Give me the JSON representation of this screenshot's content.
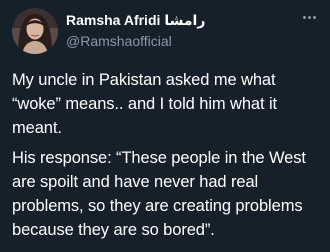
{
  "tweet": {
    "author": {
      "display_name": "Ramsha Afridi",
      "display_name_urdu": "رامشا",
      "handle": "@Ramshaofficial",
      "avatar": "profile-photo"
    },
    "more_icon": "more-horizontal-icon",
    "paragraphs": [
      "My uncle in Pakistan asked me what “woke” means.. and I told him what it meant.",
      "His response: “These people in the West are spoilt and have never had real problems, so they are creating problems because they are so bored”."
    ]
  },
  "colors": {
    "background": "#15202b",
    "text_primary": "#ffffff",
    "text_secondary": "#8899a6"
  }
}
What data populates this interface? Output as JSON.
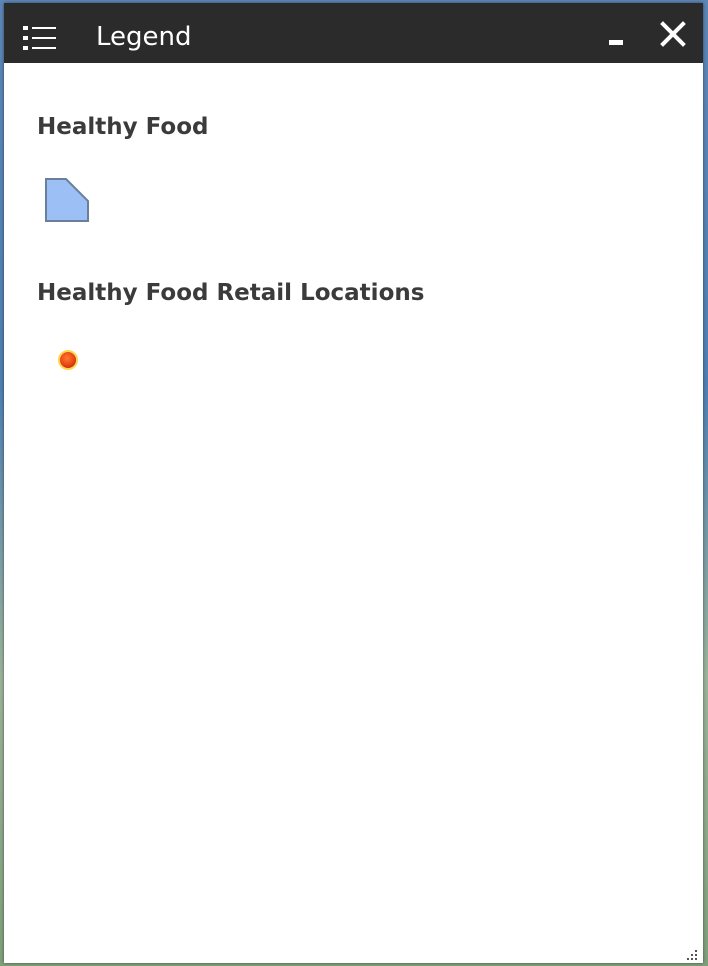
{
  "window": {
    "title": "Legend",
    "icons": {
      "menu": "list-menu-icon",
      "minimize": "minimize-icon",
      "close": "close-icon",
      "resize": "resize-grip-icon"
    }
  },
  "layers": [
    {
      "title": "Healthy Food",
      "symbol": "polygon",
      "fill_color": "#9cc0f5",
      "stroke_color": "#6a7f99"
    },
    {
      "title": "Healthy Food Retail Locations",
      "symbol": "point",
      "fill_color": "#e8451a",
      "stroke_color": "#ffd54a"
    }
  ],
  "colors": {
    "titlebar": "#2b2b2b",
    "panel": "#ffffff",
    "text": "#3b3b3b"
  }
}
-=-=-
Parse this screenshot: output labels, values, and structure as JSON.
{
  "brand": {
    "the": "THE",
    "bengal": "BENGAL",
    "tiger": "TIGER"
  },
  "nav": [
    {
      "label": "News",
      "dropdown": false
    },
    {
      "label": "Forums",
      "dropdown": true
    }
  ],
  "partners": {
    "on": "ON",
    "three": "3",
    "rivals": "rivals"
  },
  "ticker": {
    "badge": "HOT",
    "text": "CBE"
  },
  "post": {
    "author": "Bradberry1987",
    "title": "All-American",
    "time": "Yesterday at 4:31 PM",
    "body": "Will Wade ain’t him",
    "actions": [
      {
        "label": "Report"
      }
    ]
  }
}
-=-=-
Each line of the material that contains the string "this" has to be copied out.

Give me the JSON representation of this screenshot's content.
What data populates this interface? Output as JSON.
Parse this screenshot: output labels, values, and structure as JSON.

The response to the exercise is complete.